_THE TASK_.
Return all the records, each one exactly as given.

_THE DATA_.

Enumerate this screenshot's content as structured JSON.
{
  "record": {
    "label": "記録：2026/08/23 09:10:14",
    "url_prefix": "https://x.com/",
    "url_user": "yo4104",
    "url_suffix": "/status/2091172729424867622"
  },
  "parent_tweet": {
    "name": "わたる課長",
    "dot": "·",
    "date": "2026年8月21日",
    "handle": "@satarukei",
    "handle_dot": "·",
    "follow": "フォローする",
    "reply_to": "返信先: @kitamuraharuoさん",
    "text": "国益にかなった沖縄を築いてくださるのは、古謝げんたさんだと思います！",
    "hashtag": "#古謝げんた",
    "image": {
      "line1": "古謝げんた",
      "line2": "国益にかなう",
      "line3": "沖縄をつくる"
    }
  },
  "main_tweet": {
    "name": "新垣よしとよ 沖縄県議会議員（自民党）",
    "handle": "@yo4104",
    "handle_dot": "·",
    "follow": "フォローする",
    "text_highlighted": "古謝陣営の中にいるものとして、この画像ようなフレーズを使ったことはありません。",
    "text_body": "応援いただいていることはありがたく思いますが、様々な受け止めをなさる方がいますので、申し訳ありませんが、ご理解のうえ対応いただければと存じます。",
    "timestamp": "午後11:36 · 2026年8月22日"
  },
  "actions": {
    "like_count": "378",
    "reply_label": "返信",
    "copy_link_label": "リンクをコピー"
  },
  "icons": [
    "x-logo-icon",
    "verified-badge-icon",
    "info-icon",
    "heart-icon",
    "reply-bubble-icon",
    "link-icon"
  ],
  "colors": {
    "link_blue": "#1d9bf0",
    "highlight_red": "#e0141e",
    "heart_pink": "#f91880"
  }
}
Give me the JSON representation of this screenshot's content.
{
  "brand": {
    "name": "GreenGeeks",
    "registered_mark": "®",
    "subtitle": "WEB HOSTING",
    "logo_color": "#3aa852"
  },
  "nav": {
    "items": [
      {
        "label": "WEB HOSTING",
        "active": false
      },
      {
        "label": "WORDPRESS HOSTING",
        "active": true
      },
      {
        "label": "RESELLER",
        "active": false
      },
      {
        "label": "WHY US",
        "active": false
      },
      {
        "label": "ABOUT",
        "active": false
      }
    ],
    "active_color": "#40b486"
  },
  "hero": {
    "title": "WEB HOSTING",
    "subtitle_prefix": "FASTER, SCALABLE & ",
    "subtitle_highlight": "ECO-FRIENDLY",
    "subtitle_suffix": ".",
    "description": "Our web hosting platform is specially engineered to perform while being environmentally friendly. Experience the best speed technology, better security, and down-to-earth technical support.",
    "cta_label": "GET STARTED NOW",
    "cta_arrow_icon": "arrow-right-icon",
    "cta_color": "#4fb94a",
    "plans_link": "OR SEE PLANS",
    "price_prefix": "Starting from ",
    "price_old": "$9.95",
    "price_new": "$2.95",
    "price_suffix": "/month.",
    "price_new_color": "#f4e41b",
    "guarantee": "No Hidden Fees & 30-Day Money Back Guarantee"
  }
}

_THE COMPLETED TASK_.
Enumerate this screenshot's content as structured JSON.
{
  "record": {
    "label": "記録：2026/08/23 09:10:14",
    "url_prefix": "https://x.com/",
    "url_user": "yo4104",
    "url_suffix": "/status/2091172729424867622"
  },
  "parent_tweet": {
    "name": "わたる課長",
    "dot": "·",
    "date": "2026年8月21日",
    "handle": "@satarukei",
    "handle_dot": "·",
    "follow": "フォローする",
    "reply_to": "返信先: @kitamuraharuoさん",
    "text": "国益にかなった沖縄を築いてくださるのは、古謝げんたさんだと思います！",
    "hashtag": "#古謝げんた",
    "image": {
      "line1": "古謝げんた",
      "line2": "国益にかなう",
      "line3": "沖縄をつくる"
    }
  },
  "main_tweet": {
    "name": "新垣よしとよ 沖縄県議会議員（自民党）",
    "handle": "@yo4104",
    "handle_dot": "·",
    "follow": "フォローする",
    "text_highlighted": "古謝陣営の中にいるものとして、この画像ようなフレーズを使ったことはありません。",
    "text_body": "応援いただいていることはありがたく思いますが、様々な受け止めをなさる方がいますので、申し訳ありませんが、ご理解のうえ対応いただければと存じます。",
    "timestamp": "午後11:36 · 2026年8月22日"
  },
  "actions": {
    "like_count": "378",
    "reply_label": "返信",
    "copy_link_label": "リンクをコピー"
  },
  "icons": [
    "x-logo-icon",
    "verified-badge-icon",
    "info-icon",
    "heart-icon",
    "reply-bubble-icon",
    "link-icon"
  ],
  "colors": {
    "link_blue": "#1d9bf0",
    "highlight_red": "#e0141e",
    "heart_pink": "#f91880"
  }
}
Give me the JSON representation of this screenshot's content.
{
  "brand": {
    "name": "GreenGeeks",
    "registered_mark": "®",
    "subtitle": "WEB HOSTING",
    "logo_color": "#3aa852"
  },
  "nav": {
    "items": [
      {
        "label": "WEB HOSTING",
        "active": false
      },
      {
        "label": "WORDPRESS HOSTING",
        "active": true
      },
      {
        "label": "RESELLER",
        "active": false
      },
      {
        "label": "WHY US",
        "active": false
      },
      {
        "label": "ABOUT",
        "active": false
      }
    ],
    "active_color": "#40b486"
  },
  "hero": {
    "title": "WEB HOSTING",
    "subtitle_prefix": "FASTER, SCALABLE & ",
    "subtitle_highlight": "ECO-FRIENDLY",
    "subtitle_suffix": ".",
    "description": "Our web hosting platform is specially engineered to perform while being environmentally friendly. Experience the best speed technology, better security, and down-to-earth technical support.",
    "cta_label": "GET STARTED NOW",
    "cta_arrow_icon": "arrow-right-icon",
    "cta_color": "#4fb94a",
    "plans_link": "OR SEE PLANS",
    "price_prefix": "Starting from ",
    "price_old": "$9.95",
    "price_new": "$2.95",
    "price_suffix": "/month.",
    "price_new_color": "#f4e41b",
    "guarantee": "No Hidden Fees & 30-Day Money Back Guarantee"
  }
}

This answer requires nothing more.